▶ Element data from apps and pages:
_ _ _ _ _ _ _

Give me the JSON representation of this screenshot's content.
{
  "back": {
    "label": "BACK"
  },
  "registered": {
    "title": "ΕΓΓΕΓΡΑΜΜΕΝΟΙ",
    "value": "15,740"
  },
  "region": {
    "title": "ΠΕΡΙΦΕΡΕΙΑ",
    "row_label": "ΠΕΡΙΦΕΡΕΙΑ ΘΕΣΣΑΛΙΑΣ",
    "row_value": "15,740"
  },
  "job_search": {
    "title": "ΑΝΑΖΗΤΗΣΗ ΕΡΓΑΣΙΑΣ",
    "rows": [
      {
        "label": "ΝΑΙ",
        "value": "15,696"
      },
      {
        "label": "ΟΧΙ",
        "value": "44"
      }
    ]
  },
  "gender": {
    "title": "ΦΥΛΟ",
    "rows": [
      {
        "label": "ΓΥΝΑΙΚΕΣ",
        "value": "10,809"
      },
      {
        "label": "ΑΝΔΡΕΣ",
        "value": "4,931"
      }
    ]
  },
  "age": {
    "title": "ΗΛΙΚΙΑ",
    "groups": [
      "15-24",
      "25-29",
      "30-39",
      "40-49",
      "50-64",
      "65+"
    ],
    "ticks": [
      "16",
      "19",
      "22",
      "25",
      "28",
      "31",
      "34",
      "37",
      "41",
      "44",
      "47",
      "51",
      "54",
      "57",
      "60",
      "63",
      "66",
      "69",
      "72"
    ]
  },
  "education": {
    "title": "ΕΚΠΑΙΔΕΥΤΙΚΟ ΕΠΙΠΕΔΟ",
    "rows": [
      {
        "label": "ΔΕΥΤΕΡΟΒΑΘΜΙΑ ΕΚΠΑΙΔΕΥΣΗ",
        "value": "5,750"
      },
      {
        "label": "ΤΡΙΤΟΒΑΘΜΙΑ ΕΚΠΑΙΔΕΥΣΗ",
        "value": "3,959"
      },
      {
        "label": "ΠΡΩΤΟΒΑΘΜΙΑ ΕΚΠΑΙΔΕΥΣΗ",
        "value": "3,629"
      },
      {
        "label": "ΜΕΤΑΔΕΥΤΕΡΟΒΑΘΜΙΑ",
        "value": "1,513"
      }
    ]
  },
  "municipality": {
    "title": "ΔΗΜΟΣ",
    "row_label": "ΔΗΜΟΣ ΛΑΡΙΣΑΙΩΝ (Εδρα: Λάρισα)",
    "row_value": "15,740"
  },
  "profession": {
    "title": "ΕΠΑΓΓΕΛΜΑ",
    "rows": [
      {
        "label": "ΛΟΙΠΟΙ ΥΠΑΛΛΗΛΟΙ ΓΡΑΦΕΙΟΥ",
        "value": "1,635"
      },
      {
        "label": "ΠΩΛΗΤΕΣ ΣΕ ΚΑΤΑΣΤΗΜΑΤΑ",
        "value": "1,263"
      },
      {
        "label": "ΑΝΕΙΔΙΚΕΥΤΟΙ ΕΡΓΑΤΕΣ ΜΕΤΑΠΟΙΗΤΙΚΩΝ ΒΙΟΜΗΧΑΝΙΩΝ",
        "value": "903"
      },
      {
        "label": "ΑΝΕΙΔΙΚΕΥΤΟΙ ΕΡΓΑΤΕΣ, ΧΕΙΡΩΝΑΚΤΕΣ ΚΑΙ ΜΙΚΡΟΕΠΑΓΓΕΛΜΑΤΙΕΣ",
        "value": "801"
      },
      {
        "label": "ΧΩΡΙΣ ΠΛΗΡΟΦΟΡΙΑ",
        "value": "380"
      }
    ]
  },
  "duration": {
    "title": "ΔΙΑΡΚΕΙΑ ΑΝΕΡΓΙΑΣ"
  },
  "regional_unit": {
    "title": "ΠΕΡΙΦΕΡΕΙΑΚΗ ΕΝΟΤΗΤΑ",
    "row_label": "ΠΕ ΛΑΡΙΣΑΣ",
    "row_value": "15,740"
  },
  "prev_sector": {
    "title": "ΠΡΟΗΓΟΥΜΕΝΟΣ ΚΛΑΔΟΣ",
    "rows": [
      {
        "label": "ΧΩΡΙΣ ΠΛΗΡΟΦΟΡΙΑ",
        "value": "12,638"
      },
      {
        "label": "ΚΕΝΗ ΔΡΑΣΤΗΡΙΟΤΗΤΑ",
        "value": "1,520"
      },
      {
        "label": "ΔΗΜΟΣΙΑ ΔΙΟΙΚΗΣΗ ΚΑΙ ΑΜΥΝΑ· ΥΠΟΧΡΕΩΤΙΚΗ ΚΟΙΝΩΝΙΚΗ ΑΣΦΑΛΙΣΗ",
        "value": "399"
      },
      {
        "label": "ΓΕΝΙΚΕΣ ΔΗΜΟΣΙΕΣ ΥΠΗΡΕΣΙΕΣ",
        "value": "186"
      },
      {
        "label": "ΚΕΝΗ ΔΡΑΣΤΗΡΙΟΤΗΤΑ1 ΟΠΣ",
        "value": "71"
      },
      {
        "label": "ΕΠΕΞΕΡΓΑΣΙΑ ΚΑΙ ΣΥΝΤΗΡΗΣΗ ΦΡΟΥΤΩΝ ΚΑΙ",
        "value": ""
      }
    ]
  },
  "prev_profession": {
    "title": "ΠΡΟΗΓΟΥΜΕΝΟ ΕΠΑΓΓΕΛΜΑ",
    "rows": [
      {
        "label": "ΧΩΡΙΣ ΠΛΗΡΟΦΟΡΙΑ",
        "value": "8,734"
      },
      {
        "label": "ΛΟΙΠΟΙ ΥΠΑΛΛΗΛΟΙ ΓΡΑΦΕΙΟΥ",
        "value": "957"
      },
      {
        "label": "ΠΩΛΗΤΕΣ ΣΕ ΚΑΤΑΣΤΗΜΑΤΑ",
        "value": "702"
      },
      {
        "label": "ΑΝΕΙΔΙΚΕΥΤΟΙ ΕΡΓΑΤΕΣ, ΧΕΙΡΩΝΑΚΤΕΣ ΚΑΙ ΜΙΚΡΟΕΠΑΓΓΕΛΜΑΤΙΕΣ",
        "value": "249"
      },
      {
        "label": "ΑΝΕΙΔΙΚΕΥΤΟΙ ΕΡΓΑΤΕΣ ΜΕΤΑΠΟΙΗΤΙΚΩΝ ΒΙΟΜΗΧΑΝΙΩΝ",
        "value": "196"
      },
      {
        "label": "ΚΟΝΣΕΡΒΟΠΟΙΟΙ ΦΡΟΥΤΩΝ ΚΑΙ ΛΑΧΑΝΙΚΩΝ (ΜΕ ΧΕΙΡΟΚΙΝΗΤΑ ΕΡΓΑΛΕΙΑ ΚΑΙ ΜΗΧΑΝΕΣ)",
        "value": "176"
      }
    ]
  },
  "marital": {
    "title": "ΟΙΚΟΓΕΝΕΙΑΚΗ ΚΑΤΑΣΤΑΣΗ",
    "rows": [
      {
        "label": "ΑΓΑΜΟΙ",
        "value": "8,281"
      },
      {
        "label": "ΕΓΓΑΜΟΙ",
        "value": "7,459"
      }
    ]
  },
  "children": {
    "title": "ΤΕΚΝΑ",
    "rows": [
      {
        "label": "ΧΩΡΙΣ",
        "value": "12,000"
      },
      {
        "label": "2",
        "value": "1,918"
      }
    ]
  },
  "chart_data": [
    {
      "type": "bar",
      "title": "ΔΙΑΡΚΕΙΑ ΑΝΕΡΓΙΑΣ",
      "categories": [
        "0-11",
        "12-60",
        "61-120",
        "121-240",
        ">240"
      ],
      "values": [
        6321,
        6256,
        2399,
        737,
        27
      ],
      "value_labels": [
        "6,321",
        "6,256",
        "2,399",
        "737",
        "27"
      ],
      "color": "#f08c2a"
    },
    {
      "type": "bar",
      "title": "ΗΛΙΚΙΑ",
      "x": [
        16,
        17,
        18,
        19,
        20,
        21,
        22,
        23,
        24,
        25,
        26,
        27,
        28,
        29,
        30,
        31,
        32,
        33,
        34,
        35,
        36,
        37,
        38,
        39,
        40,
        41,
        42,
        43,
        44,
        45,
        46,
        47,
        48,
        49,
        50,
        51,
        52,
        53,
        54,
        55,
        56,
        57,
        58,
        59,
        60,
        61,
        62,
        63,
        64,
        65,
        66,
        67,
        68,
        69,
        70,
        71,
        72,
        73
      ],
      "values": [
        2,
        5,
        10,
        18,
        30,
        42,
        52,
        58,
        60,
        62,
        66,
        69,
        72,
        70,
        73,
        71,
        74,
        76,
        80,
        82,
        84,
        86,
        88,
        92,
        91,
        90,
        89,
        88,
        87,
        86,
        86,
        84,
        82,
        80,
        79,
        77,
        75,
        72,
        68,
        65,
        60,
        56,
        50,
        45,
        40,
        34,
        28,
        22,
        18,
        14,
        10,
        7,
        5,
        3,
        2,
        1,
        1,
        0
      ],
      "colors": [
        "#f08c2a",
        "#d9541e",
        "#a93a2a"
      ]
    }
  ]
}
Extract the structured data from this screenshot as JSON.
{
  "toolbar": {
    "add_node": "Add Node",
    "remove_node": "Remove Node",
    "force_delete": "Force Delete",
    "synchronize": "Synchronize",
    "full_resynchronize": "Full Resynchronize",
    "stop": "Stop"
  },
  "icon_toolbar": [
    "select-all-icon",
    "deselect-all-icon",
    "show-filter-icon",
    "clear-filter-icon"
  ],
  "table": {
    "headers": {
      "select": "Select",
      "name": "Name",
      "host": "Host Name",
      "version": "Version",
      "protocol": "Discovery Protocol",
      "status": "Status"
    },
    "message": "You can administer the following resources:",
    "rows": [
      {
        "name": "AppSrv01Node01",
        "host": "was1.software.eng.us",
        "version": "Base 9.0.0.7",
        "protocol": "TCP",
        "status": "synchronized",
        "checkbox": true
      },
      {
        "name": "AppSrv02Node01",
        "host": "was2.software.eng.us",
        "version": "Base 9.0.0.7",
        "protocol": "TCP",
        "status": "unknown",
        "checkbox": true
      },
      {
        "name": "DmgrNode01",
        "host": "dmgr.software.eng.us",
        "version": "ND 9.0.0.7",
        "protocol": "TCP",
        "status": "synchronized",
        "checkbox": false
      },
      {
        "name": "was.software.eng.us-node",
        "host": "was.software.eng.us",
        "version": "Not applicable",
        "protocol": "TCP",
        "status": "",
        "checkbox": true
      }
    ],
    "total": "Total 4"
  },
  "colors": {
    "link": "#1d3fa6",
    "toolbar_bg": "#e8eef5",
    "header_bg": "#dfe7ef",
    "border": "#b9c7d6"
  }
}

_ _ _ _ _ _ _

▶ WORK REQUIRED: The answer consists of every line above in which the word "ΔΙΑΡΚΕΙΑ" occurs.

▶ OUTPUT BELOW:
    "title": "ΔΙΑΡΚΕΙΑ ΑΝΕΡΓΙΑΣ"
      "title": "ΔΙΑΡΚΕΙΑ ΑΝΕΡΓΙΑΣ",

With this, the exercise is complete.